> Supplied information
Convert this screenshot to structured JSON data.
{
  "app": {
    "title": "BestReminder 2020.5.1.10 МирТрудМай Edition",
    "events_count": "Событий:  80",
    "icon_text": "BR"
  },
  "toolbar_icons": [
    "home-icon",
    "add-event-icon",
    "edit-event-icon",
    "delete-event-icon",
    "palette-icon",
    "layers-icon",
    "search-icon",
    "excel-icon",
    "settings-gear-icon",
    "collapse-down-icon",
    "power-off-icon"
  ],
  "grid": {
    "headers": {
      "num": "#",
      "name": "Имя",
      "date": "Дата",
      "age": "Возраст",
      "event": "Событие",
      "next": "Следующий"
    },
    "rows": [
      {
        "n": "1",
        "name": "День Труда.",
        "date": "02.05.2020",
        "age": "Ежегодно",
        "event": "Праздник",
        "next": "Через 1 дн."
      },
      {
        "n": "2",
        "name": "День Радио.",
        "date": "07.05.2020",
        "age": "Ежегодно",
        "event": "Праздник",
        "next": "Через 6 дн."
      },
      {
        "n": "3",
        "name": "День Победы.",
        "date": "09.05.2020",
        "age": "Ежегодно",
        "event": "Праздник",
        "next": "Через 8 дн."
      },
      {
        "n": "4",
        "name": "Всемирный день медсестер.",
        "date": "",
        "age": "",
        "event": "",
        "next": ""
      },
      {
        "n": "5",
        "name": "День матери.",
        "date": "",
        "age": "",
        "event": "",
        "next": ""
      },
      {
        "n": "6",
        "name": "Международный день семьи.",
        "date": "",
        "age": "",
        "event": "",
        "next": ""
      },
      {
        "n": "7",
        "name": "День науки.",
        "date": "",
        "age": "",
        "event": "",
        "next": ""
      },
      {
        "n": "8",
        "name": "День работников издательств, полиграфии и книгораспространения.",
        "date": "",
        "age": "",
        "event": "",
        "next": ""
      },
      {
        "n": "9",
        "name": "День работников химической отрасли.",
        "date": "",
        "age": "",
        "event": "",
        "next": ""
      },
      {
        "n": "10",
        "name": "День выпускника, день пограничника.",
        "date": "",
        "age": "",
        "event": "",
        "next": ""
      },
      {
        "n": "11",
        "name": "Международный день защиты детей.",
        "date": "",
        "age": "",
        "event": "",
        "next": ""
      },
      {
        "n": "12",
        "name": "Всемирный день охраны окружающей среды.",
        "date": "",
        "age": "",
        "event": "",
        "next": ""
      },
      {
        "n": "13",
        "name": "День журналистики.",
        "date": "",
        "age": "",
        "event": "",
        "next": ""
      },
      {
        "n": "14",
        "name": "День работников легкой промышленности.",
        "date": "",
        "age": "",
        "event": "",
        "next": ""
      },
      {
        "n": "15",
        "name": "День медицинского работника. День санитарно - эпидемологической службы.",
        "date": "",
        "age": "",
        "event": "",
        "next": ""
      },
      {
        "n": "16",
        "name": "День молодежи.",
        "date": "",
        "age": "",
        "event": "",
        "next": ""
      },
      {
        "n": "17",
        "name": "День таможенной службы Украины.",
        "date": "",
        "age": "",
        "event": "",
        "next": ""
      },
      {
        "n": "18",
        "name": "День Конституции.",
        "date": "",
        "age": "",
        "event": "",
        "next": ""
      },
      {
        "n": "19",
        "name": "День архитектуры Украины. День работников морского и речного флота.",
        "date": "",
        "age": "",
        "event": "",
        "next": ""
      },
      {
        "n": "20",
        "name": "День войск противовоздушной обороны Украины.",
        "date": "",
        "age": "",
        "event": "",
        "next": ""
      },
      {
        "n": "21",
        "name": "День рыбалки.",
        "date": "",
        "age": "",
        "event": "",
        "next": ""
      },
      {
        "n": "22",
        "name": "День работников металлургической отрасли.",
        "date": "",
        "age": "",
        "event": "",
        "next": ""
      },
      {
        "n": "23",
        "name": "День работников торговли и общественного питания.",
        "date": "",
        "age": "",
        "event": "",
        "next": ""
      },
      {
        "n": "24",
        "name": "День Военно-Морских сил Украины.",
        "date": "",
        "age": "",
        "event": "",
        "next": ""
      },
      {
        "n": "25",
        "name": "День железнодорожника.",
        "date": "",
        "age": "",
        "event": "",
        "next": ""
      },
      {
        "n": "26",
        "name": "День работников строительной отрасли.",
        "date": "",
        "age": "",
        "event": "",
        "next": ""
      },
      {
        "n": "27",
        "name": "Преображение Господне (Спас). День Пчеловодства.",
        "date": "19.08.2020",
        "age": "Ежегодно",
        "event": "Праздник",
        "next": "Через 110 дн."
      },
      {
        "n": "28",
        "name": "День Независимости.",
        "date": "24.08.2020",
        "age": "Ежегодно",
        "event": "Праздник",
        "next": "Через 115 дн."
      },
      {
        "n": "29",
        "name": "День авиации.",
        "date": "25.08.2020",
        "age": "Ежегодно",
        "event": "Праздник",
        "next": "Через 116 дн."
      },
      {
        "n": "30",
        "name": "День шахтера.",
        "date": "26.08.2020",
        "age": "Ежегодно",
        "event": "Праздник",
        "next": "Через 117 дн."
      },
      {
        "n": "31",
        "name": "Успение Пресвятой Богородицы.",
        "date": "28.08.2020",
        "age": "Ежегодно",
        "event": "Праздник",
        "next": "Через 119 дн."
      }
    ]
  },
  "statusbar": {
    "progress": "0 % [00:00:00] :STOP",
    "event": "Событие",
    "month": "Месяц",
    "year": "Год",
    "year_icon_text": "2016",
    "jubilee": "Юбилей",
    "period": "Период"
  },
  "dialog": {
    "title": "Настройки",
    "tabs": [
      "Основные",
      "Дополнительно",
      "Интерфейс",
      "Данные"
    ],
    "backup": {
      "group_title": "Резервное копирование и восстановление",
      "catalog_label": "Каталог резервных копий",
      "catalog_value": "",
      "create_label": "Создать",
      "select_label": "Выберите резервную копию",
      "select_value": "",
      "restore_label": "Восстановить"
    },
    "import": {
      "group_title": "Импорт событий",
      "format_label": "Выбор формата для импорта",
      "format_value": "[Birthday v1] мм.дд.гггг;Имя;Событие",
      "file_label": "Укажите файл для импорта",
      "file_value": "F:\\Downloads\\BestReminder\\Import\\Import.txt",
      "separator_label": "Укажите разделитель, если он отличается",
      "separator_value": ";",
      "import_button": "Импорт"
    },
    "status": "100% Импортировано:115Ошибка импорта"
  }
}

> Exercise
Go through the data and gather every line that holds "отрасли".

> Task result
        "name": "День работников химической отрасли.",
        "name": "День работников металлургической отрасли.",
        "name": "День работников строительной отрасли.",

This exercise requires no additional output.